The second class - which is explicitly spelled-out in the script - is the Win32_DriverForDevice class. This is an association class which, as the name implies, makes an association between two classes; in this case, Win32_DriverForDevice makes an association between a printer in the Win32_Printer class and a printer driver in the Win32_PrinterDriver class. To make this association we need to use an Associators Of query like this one:

Set colItems = objWMIService.ExecQuery _
    ("Associators Of {Win32_Printer.DeviceID='\\atl-ps-01\printer1'} " _
        & "WHERE AssocClass = Win32_DriverForDevice Role=Antecedent")

In plain English (not exactly a Scripting Guys specialty!) this query says, “For all the printers with the DeviceID \\atl-ps-01\printer1 use the Win32_DriverForDevice class to retrieve all the printer drivers associated with that printer.”

As usual, the query returns a collection, in this case a collection of all the printer drivers associated with the printer \\atl-ps-01\printer1. In our For Each loop we iterate through the collection and echo back the Name and DriverPath properties.

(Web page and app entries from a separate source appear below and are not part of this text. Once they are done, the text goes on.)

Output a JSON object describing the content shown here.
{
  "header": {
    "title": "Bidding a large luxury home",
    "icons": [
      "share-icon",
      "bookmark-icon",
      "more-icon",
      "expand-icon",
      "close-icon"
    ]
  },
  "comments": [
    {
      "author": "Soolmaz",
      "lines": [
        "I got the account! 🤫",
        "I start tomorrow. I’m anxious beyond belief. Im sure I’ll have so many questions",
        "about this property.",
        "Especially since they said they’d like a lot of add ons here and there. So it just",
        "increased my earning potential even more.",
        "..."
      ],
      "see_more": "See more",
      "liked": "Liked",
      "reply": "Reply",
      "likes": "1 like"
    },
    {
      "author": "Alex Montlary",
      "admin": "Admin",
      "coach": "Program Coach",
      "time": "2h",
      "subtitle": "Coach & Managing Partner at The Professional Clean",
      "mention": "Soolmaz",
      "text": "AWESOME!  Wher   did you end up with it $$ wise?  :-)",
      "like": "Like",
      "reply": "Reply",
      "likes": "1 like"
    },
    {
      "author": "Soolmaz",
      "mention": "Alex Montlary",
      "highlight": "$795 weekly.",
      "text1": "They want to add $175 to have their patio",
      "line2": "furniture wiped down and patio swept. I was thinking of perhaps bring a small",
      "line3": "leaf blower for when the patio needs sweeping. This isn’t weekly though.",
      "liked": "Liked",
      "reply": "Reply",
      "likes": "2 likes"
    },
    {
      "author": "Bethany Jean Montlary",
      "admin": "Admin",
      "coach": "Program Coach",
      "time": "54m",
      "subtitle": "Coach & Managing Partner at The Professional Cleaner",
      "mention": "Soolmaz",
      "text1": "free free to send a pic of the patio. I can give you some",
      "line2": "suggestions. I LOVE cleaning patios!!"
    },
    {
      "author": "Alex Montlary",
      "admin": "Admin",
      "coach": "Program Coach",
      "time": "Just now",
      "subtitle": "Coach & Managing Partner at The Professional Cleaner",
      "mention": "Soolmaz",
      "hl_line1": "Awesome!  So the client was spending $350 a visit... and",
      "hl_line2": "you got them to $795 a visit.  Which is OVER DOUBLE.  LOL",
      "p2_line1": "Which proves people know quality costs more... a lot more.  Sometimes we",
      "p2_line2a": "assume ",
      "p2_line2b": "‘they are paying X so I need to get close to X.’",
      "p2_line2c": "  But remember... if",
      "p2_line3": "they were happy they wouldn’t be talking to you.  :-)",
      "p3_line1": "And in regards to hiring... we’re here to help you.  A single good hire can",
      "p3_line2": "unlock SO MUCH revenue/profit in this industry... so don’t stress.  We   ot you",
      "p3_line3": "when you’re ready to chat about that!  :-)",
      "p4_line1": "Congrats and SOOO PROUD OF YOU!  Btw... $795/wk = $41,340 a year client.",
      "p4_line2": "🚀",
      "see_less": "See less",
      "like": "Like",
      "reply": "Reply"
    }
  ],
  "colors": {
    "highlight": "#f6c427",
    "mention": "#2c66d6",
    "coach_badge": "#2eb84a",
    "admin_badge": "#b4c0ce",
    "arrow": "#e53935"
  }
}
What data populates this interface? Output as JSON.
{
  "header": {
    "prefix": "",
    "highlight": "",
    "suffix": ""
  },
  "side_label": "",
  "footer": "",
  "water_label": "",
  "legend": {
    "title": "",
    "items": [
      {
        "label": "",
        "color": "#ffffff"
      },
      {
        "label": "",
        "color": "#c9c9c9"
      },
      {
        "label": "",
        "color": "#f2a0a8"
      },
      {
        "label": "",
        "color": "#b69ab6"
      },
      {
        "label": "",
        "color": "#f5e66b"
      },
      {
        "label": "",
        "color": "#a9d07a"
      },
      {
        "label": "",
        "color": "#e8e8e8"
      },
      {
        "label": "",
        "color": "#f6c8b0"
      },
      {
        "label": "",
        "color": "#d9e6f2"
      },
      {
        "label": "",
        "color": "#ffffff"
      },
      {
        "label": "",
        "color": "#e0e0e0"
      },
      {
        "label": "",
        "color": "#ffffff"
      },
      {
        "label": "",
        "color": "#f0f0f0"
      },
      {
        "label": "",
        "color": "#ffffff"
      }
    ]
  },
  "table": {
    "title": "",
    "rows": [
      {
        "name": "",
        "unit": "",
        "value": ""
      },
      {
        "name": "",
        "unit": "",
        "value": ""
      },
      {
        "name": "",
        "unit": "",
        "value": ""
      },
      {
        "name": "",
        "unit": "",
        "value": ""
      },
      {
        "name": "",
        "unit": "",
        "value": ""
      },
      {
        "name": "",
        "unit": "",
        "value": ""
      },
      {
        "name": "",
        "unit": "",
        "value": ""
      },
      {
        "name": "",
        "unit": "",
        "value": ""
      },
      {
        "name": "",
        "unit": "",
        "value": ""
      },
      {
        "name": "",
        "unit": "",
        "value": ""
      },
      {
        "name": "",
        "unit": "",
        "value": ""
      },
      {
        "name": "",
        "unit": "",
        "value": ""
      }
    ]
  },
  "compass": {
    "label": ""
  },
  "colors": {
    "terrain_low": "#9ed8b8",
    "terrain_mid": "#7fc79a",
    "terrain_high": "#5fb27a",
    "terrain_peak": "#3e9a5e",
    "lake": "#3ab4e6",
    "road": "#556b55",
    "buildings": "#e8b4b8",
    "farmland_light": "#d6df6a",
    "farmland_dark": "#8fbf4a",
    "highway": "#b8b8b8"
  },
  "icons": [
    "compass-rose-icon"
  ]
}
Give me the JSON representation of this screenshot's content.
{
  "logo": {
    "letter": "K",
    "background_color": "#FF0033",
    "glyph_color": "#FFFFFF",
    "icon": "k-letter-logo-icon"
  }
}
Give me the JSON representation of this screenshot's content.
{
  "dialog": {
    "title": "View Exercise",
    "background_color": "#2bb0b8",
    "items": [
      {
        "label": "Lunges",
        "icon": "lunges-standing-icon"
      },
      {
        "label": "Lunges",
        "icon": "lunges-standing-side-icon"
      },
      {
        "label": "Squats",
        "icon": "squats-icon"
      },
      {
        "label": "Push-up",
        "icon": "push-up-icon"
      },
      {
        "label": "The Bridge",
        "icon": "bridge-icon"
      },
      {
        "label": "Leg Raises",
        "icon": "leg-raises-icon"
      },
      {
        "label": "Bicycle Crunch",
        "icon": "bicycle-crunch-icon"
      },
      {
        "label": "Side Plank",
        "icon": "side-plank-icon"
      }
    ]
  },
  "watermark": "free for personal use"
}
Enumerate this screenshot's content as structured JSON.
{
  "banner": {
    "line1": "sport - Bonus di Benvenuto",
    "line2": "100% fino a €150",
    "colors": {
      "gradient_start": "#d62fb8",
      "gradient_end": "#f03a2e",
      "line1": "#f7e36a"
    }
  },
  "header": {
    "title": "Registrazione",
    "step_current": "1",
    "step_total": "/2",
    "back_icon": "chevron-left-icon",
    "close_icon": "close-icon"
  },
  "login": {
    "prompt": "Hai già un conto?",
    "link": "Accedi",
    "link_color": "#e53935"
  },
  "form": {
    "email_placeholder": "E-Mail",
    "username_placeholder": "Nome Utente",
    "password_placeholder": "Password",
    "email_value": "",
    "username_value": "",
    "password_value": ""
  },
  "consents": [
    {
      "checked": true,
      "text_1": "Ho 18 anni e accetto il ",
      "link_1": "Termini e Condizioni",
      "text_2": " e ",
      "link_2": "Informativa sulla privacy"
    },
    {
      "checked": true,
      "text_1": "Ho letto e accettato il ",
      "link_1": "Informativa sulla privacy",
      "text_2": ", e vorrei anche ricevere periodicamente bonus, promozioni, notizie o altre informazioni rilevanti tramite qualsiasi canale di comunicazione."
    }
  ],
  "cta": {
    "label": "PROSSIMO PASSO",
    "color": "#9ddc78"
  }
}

Problem solved.

That much you could probably figure out for yourself; the query’s a bit odd-looking, but fairly intuitive. Except maybe for one thing: what does Role=Antecedent mean? Well, in the wonderful world of WMI an antecedent object is the independent object in a relationship; in other words, you can have all kinds of print drivers, none of which are dependent on a particular printer. However, a printer can have only one print driver, which means the printer plays a Dependent role in the relationship. (Yes, it does sound like an episode of Desperate Housewives, doesn’t it?) That means with a few tweaks we can flip this script inside-out and have it query the Win32_PrinterDriver class to return the names of all the printers that use a specified driver:

strComputer = "."

Set objWMIService = GetObject("winmgmts:\\" & strComputer & "\root\cimv2")
Set colItems = objWMIService.ExecQuery _
    ("Associators Of {Win32_PrinterDriver.Name='Xerox Document Centre 255 PS,3,Windows NT x86'} " _
        & "WHERE AssocClass = Win32_DriverForDevice Role=Dependent")

For Each objItem in colItems
    Wscript.Echo objItem.DeviceID
Next

Give it a try and see what happens.

Now, if you’ll excuse us, we have…work…to do….

(In case you’re wondering, there’s a reason why there aren’t any books titled The Third-Best and the Third-Brightest: third-place isn’t anywhere near as much fun as it might sound!)